Netflix wanted two companies, one without a brand, the other with the top brand in the industry. The one without the brand they wanted to run the business long associated with and built up by the established brand … only with a 60% price hike. The top brand they wanted associated with the newer, presumably more profitable streaming business, with no price increases. The new company, with the old business model, would be named Qwikster (rhymes with trickster), a name trademarked by someone else. The new company with the new business model would carry on as Netflix.
Customers voted: one million Netflix subscribers fled; the stock price dove; the CEO issued an apology.
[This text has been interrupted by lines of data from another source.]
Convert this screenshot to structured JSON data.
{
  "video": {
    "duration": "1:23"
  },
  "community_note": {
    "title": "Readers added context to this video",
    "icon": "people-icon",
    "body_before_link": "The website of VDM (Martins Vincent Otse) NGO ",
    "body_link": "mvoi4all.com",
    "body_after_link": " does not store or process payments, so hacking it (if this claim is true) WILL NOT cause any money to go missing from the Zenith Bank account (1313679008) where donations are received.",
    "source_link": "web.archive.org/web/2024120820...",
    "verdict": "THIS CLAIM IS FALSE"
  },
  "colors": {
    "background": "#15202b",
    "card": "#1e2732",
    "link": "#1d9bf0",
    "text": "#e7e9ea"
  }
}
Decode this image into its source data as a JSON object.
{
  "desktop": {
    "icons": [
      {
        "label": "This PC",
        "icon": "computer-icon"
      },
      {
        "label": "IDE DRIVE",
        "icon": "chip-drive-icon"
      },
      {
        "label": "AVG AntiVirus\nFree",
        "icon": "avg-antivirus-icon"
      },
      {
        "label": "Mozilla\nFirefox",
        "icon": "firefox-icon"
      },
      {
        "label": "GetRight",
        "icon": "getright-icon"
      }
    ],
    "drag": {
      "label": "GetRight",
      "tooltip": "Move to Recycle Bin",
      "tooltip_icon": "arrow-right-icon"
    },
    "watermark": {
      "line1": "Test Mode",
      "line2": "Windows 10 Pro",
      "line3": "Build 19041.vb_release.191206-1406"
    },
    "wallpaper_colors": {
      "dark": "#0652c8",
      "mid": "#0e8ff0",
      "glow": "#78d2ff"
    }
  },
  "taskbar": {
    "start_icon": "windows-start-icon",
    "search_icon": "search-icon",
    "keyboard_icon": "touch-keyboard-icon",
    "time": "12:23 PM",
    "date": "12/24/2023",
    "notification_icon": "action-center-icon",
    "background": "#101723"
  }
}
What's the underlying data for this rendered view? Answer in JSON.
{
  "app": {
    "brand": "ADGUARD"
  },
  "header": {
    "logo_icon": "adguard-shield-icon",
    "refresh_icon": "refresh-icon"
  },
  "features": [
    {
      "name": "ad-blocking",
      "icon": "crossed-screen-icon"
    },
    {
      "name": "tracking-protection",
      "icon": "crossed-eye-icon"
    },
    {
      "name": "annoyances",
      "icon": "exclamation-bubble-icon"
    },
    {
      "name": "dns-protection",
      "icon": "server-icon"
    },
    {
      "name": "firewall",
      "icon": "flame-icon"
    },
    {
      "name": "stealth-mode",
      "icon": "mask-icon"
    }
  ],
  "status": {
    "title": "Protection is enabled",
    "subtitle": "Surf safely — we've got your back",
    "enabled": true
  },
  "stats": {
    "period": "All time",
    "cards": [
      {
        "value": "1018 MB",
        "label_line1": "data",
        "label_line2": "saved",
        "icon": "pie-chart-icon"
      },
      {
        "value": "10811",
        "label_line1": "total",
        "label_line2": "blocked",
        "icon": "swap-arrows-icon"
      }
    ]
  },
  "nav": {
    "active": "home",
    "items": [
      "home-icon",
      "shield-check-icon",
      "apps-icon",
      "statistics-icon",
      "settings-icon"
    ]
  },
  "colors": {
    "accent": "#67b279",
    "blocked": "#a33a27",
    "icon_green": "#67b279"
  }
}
Netflix today announced a reversal: no Quickster, no two companies, no separate Web site … but customers are still going to have to pay more. If there were ever evidence why executives have a responsibility to guard and foster an organization’s reputation, here it is. The bungling tarnished the brand, but as we have seen in the past, decisive corrections can expedite restoration quite rapidly. On Thursday, BVR will host Dr. Nir Kossovsky in a webinar on reputation risk, and how the proliferation of reputation risks, left unchecked and unmonitored, can produce Netflix-type effects that can cascade throughout an enterprise, its value-supply chain, and stakeholders, and erode enterprise value significantly.